> **EXERCISE BRIEF**: The output must reproduce each line of the data word for word.

> **DATASET ENTRIES**:
--- START ---

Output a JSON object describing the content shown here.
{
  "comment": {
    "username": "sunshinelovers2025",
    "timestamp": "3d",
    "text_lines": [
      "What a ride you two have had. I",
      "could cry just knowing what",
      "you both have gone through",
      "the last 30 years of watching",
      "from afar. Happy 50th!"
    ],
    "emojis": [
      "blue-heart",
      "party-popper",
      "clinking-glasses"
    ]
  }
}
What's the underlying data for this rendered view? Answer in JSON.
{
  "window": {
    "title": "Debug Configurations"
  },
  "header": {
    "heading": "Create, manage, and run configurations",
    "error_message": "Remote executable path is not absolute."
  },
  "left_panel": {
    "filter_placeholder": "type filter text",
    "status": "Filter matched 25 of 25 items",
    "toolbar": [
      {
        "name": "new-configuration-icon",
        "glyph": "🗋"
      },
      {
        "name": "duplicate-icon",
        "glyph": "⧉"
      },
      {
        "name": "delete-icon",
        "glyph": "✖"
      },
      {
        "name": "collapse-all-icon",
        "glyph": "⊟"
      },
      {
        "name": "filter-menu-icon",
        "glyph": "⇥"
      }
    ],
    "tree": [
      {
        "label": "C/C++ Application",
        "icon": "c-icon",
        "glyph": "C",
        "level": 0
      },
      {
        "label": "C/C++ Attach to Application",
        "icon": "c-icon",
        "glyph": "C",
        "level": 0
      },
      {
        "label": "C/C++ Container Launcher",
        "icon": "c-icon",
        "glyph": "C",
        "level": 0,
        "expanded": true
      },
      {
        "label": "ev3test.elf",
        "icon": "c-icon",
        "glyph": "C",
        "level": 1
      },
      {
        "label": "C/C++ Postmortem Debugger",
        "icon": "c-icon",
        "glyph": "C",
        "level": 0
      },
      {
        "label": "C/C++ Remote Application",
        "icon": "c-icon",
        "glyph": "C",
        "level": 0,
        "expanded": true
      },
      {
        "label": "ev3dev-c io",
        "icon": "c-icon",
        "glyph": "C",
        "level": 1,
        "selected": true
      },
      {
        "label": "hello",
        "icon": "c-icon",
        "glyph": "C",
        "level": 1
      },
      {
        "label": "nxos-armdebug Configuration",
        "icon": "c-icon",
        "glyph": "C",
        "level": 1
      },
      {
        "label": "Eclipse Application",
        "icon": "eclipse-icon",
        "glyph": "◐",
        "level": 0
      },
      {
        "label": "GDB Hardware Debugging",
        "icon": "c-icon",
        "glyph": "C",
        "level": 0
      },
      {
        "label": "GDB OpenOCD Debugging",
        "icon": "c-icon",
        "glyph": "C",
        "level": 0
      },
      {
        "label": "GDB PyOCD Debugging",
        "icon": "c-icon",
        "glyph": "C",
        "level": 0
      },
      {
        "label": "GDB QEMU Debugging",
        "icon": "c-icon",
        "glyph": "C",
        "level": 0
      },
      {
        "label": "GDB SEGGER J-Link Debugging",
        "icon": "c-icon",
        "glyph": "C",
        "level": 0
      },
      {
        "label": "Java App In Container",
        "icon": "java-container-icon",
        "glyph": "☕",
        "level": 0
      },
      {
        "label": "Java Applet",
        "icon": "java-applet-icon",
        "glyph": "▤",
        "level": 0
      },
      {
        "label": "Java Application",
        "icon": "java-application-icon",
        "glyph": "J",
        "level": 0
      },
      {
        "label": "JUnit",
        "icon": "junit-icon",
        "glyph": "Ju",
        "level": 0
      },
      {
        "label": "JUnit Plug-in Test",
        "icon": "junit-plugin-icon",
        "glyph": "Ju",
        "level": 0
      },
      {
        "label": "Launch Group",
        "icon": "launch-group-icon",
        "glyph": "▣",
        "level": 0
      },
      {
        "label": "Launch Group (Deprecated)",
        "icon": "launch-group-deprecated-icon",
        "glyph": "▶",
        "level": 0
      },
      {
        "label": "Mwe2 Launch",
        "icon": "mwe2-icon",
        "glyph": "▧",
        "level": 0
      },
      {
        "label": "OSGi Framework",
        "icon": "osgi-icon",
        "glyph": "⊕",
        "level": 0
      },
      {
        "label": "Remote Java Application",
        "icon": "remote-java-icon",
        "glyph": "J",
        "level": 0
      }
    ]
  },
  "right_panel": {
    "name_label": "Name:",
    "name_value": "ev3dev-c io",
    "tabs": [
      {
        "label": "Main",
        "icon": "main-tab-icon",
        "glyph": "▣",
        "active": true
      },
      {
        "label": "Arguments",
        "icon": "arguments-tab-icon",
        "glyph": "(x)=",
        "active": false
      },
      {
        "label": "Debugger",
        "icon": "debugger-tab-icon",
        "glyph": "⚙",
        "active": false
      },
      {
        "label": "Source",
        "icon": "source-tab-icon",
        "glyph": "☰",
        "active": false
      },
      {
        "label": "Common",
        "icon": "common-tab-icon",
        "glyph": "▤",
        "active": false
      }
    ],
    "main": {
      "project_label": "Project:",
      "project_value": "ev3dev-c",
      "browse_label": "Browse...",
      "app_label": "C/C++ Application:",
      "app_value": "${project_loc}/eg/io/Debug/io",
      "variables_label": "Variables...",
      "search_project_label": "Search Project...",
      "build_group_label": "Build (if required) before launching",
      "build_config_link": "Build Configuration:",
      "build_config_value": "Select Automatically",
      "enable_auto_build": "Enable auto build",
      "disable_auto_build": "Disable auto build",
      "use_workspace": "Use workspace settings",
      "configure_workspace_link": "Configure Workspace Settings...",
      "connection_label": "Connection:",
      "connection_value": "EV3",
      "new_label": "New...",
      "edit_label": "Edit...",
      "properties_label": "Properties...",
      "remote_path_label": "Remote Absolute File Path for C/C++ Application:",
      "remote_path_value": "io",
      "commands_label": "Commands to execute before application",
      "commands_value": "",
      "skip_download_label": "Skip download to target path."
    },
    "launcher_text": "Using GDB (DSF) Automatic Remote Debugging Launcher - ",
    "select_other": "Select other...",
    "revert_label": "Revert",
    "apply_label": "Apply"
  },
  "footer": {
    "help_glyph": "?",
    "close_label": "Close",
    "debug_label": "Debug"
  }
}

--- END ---

> **EXPECTED ANSWER**:
Output a JSON object describing the content shown here.
{
  "comment": {
    "username": "sunshinelovers2025",
    "timestamp": "3d",
    "text_lines": [
      "What a ride you two have had. I",
      "could cry just knowing what",
      "you both have gone through",
      "the last 30 years of watching",
      "from afar. Happy 50th!"
    ],
    "emojis": [
      "blue-heart",
      "party-popper",
      "clinking-glasses"
    ]
  }
}
What's the underlying data for this rendered view? Answer in JSON.
{
  "window": {
    "title": "Debug Configurations"
  },
  "header": {
    "heading": "Create, manage, and run configurations",
    "error_message": "Remote executable path is not absolute."
  },
  "left_panel": {
    "filter_placeholder": "type filter text",
    "status": "Filter matched 25 of 25 items",
    "toolbar": [
      {
        "name": "new-configuration-icon",
        "glyph": "🗋"
      },
      {
        "name": "duplicate-icon",
        "glyph": "⧉"
      },
      {
        "name": "delete-icon",
        "glyph": "✖"
      },
      {
        "name": "collapse-all-icon",
        "glyph": "⊟"
      },
      {
        "name": "filter-menu-icon",
        "glyph": "⇥"
      }
    ],
    "tree": [
      {
        "label": "C/C++ Application",
        "icon": "c-icon",
        "glyph": "C",
        "level": 0
      },
      {
        "label": "C/C++ Attach to Application",
        "icon": "c-icon",
        "glyph": "C",
        "level": 0
      },
      {
        "label": "C/C++ Container Launcher",
        "icon": "c-icon",
        "glyph": "C",
        "level": 0,
        "expanded": true
      },
      {
        "label": "ev3test.elf",
        "icon": "c-icon",
        "glyph": "C",
        "level": 1
      },
      {
        "label": "C/C++ Postmortem Debugger",
        "icon": "c-icon",
        "glyph": "C",
        "level": 0
      },
      {
        "label": "C/C++ Remote Application",
        "icon": "c-icon",
        "glyph": "C",
        "level": 0,
        "expanded": true
      },
      {
        "label": "ev3dev-c io",
        "icon": "c-icon",
        "glyph": "C",
        "level": 1,
        "selected": true
      },
      {
        "label": "hello",
        "icon": "c-icon",
        "glyph": "C",
        "level": 1
      },
      {
        "label": "nxos-armdebug Configuration",
        "icon": "c-icon",
        "glyph": "C",
        "level": 1
      },
      {
        "label": "Eclipse Application",
        "icon": "eclipse-icon",
        "glyph": "◐",
        "level": 0
      },
      {
        "label": "GDB Hardware Debugging",
        "icon": "c-icon",
        "glyph": "C",
        "level": 0
      },
      {
        "label": "GDB OpenOCD Debugging",
        "icon": "c-icon",
        "glyph": "C",
        "level": 0
      },
      {
        "label": "GDB PyOCD Debugging",
        "icon": "c-icon",
        "glyph": "C",
        "level": 0
      },
      {
        "label": "GDB QEMU Debugging",
        "icon": "c-icon",
        "glyph": "C",
        "level": 0
      },
      {
        "label": "GDB SEGGER J-Link Debugging",
        "icon": "c-icon",
        "glyph": "C",
        "level": 0
      },
      {
        "label": "Java App In Container",
        "icon": "java-container-icon",
        "glyph": "☕",
        "level": 0
      },
      {
        "label": "Java Applet",
        "icon": "java-applet-icon",
        "glyph": "▤",
        "level": 0
      },
      {
        "label": "Java Application",
        "icon": "java-application-icon",
        "glyph": "J",
        "level": 0
      },
      {
        "label": "JUnit",
        "icon": "junit-icon",
        "glyph": "Ju",
        "level": 0
      },
      {
        "label": "JUnit Plug-in Test",
        "icon": "junit-plugin-icon",
        "glyph": "Ju",
        "level": 0
      },
      {
        "label": "Launch Group",
        "icon": "launch-group-icon",
        "glyph": "▣",
        "level": 0
      },
      {
        "label": "Launch Group (Deprecated)",
        "icon": "launch-group-deprecated-icon",
        "glyph": "▶",
        "level": 0
      },
      {
        "label": "Mwe2 Launch",
        "icon": "mwe2-icon",
        "glyph": "▧",
        "level": 0
      },
      {
        "label": "OSGi Framework",
        "icon": "osgi-icon",
        "glyph": "⊕",
        "level": 0
      },
      {
        "label": "Remote Java Application",
        "icon": "remote-java-icon",
        "glyph": "J",
        "level": 0
      }
    ]
  },
  "right_panel": {
    "name_label": "Name:",
    "name_value": "ev3dev-c io",
    "tabs": [
      {
        "label": "Main",
        "icon": "main-tab-icon",
        "glyph": "▣",
        "active": true
      },
      {
        "label": "Arguments",
        "icon": "arguments-tab-icon",
        "glyph": "(x)=",
        "active": false
      },
      {
        "label": "Debugger",
        "icon": "debugger-tab-icon",
        "glyph": "⚙",
        "active": false
      },
      {
        "label": "Source",
        "icon": "source-tab-icon",
        "glyph": "☰",
        "active": false
      },
      {
        "label": "Common",
        "icon": "common-tab-icon",
        "glyph": "▤",
        "active": false
      }
    ],
    "main": {
      "project_label": "Project:",
      "project_value": "ev3dev-c",
      "browse_label": "Browse...",
      "app_label": "C/C++ Application:",
      "app_value": "${project_loc}/eg/io/Debug/io",
      "variables_label": "Variables...",
      "search_project_label": "Search Project...",
      "build_group_label": "Build (if required) before launching",
      "build_config_link": "Build Configuration:",
      "build_config_value": "Select Automatically",
      "enable_auto_build": "Enable auto build",
      "disable_auto_build": "Disable auto build",
      "use_workspace": "Use workspace settings",
      "configure_workspace_link": "Configure Workspace Settings...",
      "connection_label": "Connection:",
      "connection_value": "EV3",
      "new_label": "New...",
      "edit_label": "Edit...",
      "properties_label": "Properties...",
      "remote_path_label": "Remote Absolute File Path for C/C++ Application:",
      "remote_path_value": "io",
      "commands_label": "Commands to execute before application",
      "commands_value": "",
      "skip_download_label": "Skip download to target path."
    },
    "launcher_text": "Using GDB (DSF) Automatic Remote Debugging Launcher - ",
    "select_other": "Select other...",
    "revert_label": "Revert",
    "apply_label": "Apply"
  },
  "footer": {
    "help_glyph": "?",
    "close_label": "Close",
    "debug_label": "Debug"
  }
}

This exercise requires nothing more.